New mechanisms have been introduced in recent years, genuinely aiming at improving democratic quality in Europe, through better citizen participation and public accountability, holding both EU and national institutions to account. Their legal framework is embedded in instruments of a varying nature, some feature a more stringent nature through legally binding obligations which entail sanctions in case of non compliance, while others rely on soft law instruments and societal pressure for their follow-up.
Are these mechanisms effective? How can they be improved?
Following an interdisciplinary approach, this course offers sound empirical and theoretical basis to analyse the advantages and shortcomings of mechanisms of democratic accountability and citizen participation. This course will address issues of democratic accountability, citizens’ participatory rights, public integrity, transparency, institution-reform, among others.
The course reviews the legal framework and the accountability policy tools implemented by the European Union institutions.

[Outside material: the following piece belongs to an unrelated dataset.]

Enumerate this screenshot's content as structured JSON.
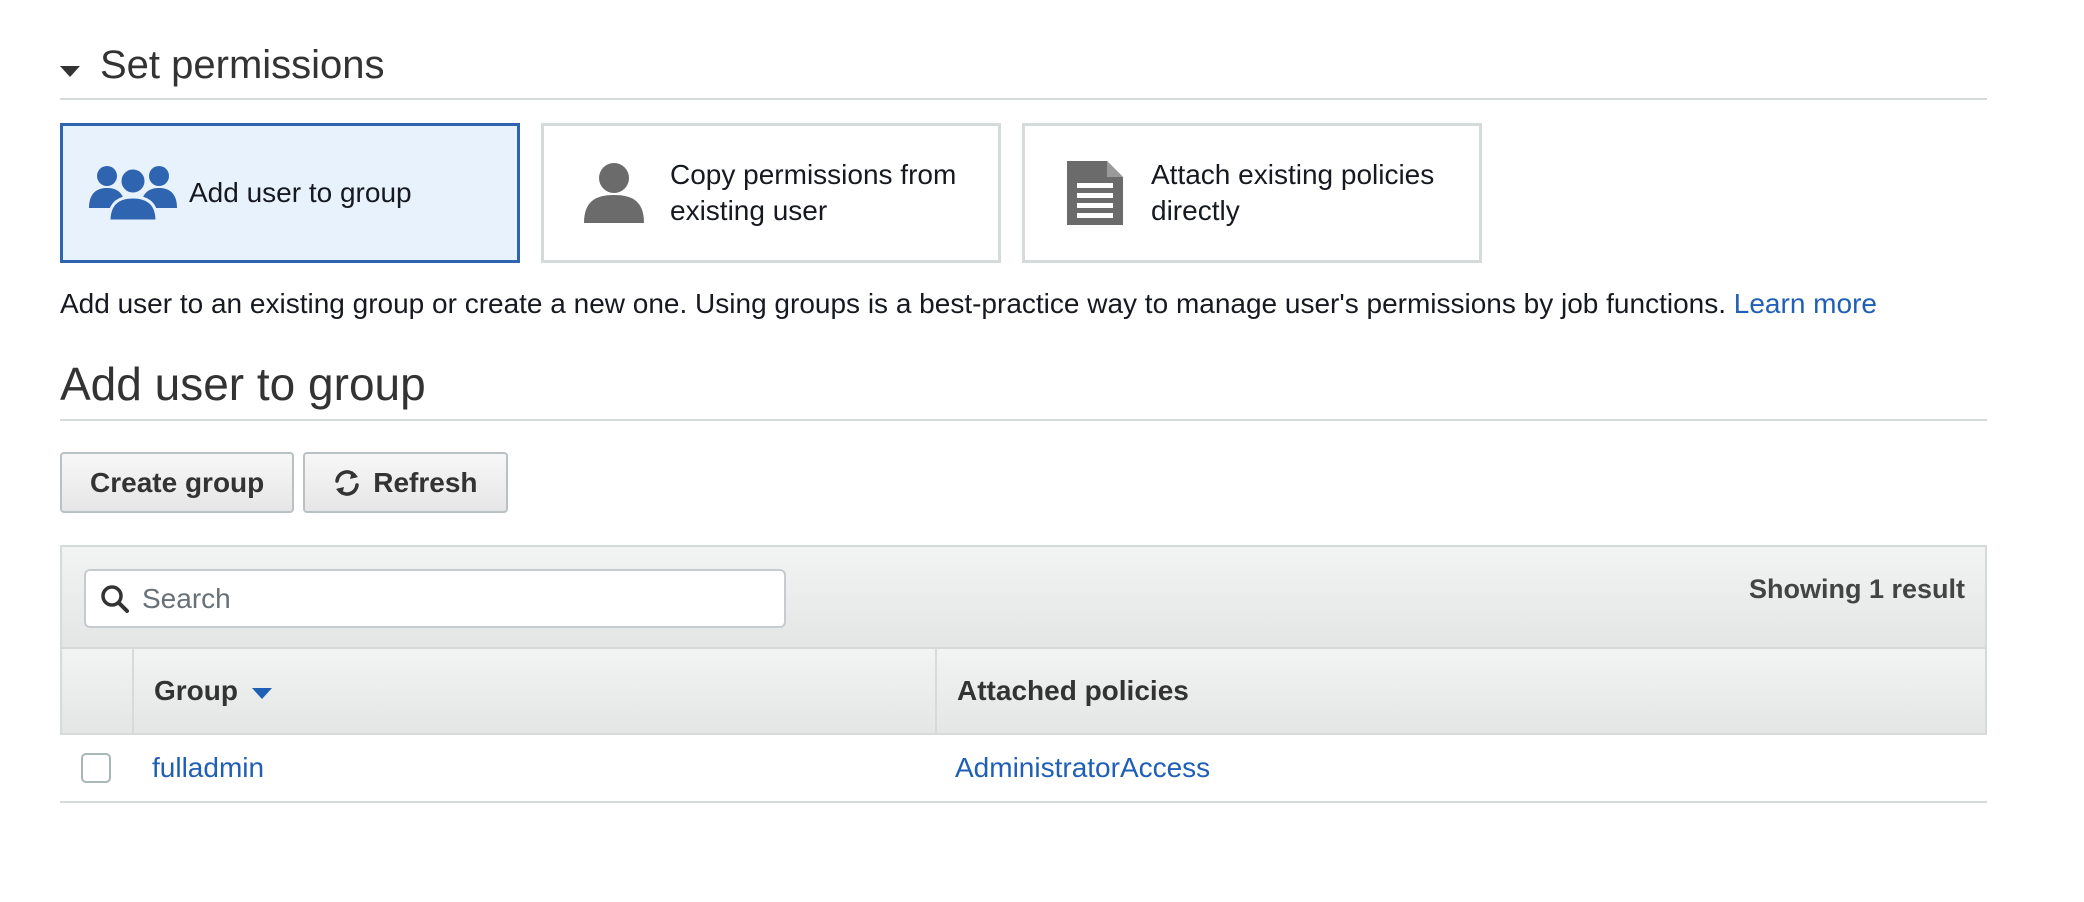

Participants will learn to analyze the legal instruments critically and to approach law-making in a creative way. Specifically, students are expected to assess the effectiveness of these mechanisms through case-studies that are subject to empirical analysis. The students become familiar with issues of public ethics, good governance and transparency, against the backdrop of three main theoretical frameworks: throughput legitimacy, multilevel governance, and norm-diffusion dynamics. Reflection is encouraged as to the existence of a distinct European approach to public integrity, by comparison to dominant discourses and legal/political treatment in other nations or regions.